EXERCISE REQUIREMENTS
Word for word, output the data that follows.

RECORDS
-- Opening Marker --

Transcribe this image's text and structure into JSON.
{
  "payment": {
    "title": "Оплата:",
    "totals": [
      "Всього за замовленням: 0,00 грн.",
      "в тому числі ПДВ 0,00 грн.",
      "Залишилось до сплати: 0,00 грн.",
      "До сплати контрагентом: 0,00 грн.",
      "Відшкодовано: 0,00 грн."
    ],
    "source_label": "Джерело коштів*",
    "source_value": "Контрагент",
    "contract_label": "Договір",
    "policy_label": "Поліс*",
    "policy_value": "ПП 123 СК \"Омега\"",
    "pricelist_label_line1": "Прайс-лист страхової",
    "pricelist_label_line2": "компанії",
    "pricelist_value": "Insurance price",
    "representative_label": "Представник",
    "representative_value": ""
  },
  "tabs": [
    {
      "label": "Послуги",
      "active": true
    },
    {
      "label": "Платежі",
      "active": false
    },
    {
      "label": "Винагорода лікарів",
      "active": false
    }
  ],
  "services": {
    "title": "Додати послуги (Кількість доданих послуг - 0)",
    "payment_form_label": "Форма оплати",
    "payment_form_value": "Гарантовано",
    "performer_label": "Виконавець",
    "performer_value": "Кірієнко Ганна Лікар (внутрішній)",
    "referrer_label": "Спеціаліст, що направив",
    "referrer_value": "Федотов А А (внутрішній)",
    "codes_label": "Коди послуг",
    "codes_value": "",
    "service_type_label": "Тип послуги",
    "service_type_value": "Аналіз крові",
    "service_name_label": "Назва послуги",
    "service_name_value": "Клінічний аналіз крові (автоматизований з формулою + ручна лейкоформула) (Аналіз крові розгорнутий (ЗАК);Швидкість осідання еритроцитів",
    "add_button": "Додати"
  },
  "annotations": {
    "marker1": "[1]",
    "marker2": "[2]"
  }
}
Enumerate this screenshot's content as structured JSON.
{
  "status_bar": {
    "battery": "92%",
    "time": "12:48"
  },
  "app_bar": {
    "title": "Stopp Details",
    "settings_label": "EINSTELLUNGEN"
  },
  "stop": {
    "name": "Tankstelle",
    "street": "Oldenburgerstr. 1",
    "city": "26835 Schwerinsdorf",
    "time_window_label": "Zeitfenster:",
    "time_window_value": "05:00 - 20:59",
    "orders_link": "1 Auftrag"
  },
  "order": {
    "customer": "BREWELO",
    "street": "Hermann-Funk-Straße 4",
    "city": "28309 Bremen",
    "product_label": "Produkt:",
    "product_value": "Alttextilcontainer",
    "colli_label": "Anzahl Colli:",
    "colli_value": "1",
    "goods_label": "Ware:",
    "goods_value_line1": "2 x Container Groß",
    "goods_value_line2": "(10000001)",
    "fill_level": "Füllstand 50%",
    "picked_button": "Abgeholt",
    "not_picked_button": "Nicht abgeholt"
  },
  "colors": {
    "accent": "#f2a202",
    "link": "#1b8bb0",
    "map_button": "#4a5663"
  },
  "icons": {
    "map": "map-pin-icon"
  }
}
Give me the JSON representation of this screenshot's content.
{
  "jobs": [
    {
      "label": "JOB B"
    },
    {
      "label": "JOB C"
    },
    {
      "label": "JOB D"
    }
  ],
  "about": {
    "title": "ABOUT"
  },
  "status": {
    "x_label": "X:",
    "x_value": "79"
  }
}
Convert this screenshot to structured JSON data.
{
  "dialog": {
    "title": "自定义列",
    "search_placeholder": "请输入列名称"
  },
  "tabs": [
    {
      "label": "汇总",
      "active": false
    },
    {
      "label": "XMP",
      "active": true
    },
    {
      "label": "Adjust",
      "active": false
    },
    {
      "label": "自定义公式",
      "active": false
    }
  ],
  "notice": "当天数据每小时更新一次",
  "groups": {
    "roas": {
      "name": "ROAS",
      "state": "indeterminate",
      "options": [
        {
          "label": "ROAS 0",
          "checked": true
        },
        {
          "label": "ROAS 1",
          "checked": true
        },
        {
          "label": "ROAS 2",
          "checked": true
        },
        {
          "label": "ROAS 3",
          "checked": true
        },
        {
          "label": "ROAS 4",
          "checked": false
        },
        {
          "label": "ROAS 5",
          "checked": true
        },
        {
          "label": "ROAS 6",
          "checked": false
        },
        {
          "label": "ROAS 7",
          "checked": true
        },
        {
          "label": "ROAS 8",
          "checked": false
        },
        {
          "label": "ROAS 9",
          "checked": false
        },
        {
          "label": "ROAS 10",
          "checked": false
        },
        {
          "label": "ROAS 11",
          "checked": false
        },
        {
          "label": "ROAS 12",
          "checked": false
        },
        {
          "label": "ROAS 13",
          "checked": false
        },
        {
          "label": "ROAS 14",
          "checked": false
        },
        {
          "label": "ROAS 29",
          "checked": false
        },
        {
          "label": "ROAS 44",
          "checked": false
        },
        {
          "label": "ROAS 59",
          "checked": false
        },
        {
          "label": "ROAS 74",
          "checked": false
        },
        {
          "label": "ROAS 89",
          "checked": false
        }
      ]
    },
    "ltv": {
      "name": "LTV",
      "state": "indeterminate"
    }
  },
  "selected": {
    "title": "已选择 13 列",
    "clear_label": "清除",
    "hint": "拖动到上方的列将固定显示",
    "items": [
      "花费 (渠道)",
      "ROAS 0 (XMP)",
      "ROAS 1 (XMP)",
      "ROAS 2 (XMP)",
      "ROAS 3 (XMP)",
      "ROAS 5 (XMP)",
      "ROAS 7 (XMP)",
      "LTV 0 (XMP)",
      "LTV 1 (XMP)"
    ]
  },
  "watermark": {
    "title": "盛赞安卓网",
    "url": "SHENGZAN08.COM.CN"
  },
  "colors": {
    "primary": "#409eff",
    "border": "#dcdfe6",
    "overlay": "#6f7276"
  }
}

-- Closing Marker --

SOLUTION FOR THIS EXERCISE
Transcribe this image's text and structure into JSON.
{
  "payment": {
    "title": "Оплата:",
    "totals": [
      "Всього за замовленням: 0,00 грн.",
      "в тому числі ПДВ 0,00 грн.",
      "Залишилось до сплати: 0,00 грн.",
      "До сплати контрагентом: 0,00 грн.",
      "Відшкодовано: 0,00 грн."
    ],
    "source_label": "Джерело коштів*",
    "source_value": "Контрагент",
    "contract_label": "Договір",
    "policy_label": "Поліс*",
    "policy_value": "ПП 123 СК \"Омега\"",
    "pricelist_label_line1": "Прайс-лист страхової",
    "pricelist_label_line2": "компанії",
    "pricelist_value": "Insurance price",
    "representative_label": "Представник",
    "representative_value": ""
  },
  "tabs": [
    {
      "label": "Послуги",
      "active": true
    },
    {
      "label": "Платежі",
      "active": false
    },
    {
      "label": "Винагорода лікарів",
      "active": false
    }
  ],
  "services": {
    "title": "Додати послуги (Кількість доданих послуг - 0)",
    "payment_form_label": "Форма оплати",
    "payment_form_value": "Гарантовано",
    "performer_label": "Виконавець",
    "performer_value": "Кірієнко Ганна Лікар (внутрішній)",
    "referrer_label": "Спеціаліст, що направив",
    "referrer_value": "Федотов А А (внутрішній)",
    "codes_label": "Коди послуг",
    "codes_value": "",
    "service_type_label": "Тип послуги",
    "service_type_value": "Аналіз крові",
    "service_name_label": "Назва послуги",
    "service_name_value": "Клінічний аналіз крові (автоматизований з формулою + ручна лейкоформула) (Аналіз крові розгорнутий (ЗАК);Швидкість осідання еритроцитів",
    "add_button": "Додати"
  },
  "annotations": {
    "marker1": "[1]",
    "marker2": "[2]"
  }
}
Enumerate this screenshot's content as structured JSON.
{
  "status_bar": {
    "battery": "92%",
    "time": "12:48"
  },
  "app_bar": {
    "title": "Stopp Details",
    "settings_label": "EINSTELLUNGEN"
  },
  "stop": {
    "name": "Tankstelle",
    "street": "Oldenburgerstr. 1",
    "city": "26835 Schwerinsdorf",
    "time_window_label": "Zeitfenster:",
    "time_window_value": "05:00 - 20:59",
    "orders_link": "1 Auftrag"
  },
  "order": {
    "customer": "BREWELO",
    "street": "Hermann-Funk-Straße 4",
    "city": "28309 Bremen",
    "product_label": "Produkt:",
    "product_value": "Alttextilcontainer",
    "colli_label": "Anzahl Colli:",
    "colli_value": "1",
    "goods_label": "Ware:",
    "goods_value_line1": "2 x Container Groß",
    "goods_value_line2": "(10000001)",
    "fill_level": "Füllstand 50%",
    "picked_button": "Abgeholt",
    "not_picked_button": "Nicht abgeholt"
  },
  "colors": {
    "accent": "#f2a202",
    "link": "#1b8bb0",
    "map_button": "#4a5663"
  },
  "icons": {
    "map": "map-pin-icon"
  }
}
Give me the JSON representation of this screenshot's content.
{
  "jobs": [
    {
      "label": "JOB B"
    },
    {
      "label": "JOB C"
    },
    {
      "label": "JOB D"
    }
  ],
  "about": {
    "title": "ABOUT"
  },
  "status": {
    "x_label": "X:",
    "x_value": "79"
  }
}
Convert this screenshot to structured JSON data.
{
  "dialog": {
    "title": "自定义列",
    "search_placeholder": "请输入列名称"
  },
  "tabs": [
    {
      "label": "汇总",
      "active": false
    },
    {
      "label": "XMP",
      "active": true
    },
    {
      "label": "Adjust",
      "active": false
    },
    {
      "label": "自定义公式",
      "active": false
    }
  ],
  "notice": "当天数据每小时更新一次",
  "groups": {
    "roas": {
      "name": "ROAS",
      "state": "indeterminate",
      "options": [
        {
          "label": "ROAS 0",
          "checked": true
        },
        {
          "label": "ROAS 1",
          "checked": true
        },
        {
          "label": "ROAS 2",
          "checked": true
        },
        {
          "label": "ROAS 3",
          "checked": true
        },
        {
          "label": "ROAS 4",
          "checked": false
        },
        {
          "label": "ROAS 5",
          "checked": true
        },
        {
          "label": "ROAS 6",
          "checked": false
        },
        {
          "label": "ROAS 7",
          "checked": true
        },
        {
          "label": "ROAS 8",
          "checked": false
        },
        {
          "label": "ROAS 9",
          "checked": false
        },
        {
          "label": "ROAS 10",
          "checked": false
        },
        {
          "label": "ROAS 11",
          "checked": false
        },
        {
          "label": "ROAS 12",
          "checked": false
        },
        {
          "label": "ROAS 13",
          "checked": false
        },
        {
          "label": "ROAS 14",
          "checked": false
        },
        {
          "label": "ROAS 29",
          "checked": false
        },
        {
          "label": "ROAS 44",
          "checked": false
        },
        {
          "label": "ROAS 59",
          "checked": false
        },
        {
          "label": "ROAS 74",
          "checked": false
        },
        {
          "label": "ROAS 89",
          "checked": false
        }
      ]
    },
    "ltv": {
      "name": "LTV",
      "state": "indeterminate"
    }
  },
  "selected": {
    "title": "已选择 13 列",
    "clear_label": "清除",
    "hint": "拖动到上方的列将固定显示",
    "items": [
      "花费 (渠道)",
      "ROAS 0 (XMP)",
      "ROAS 1 (XMP)",
      "ROAS 2 (XMP)",
      "ROAS 3 (XMP)",
      "ROAS 5 (XMP)",
      "ROAS 7 (XMP)",
      "LTV 0 (XMP)",
      "LTV 1 (XMP)"
    ]
  },
  "watermark": {
    "title": "盛赞安卓网",
    "url": "SHENGZAN08.COM.CN"
  },
  "colors": {
    "primary": "#409eff",
    "border": "#dcdfe6",
    "overlay": "#6f7276"
  }
}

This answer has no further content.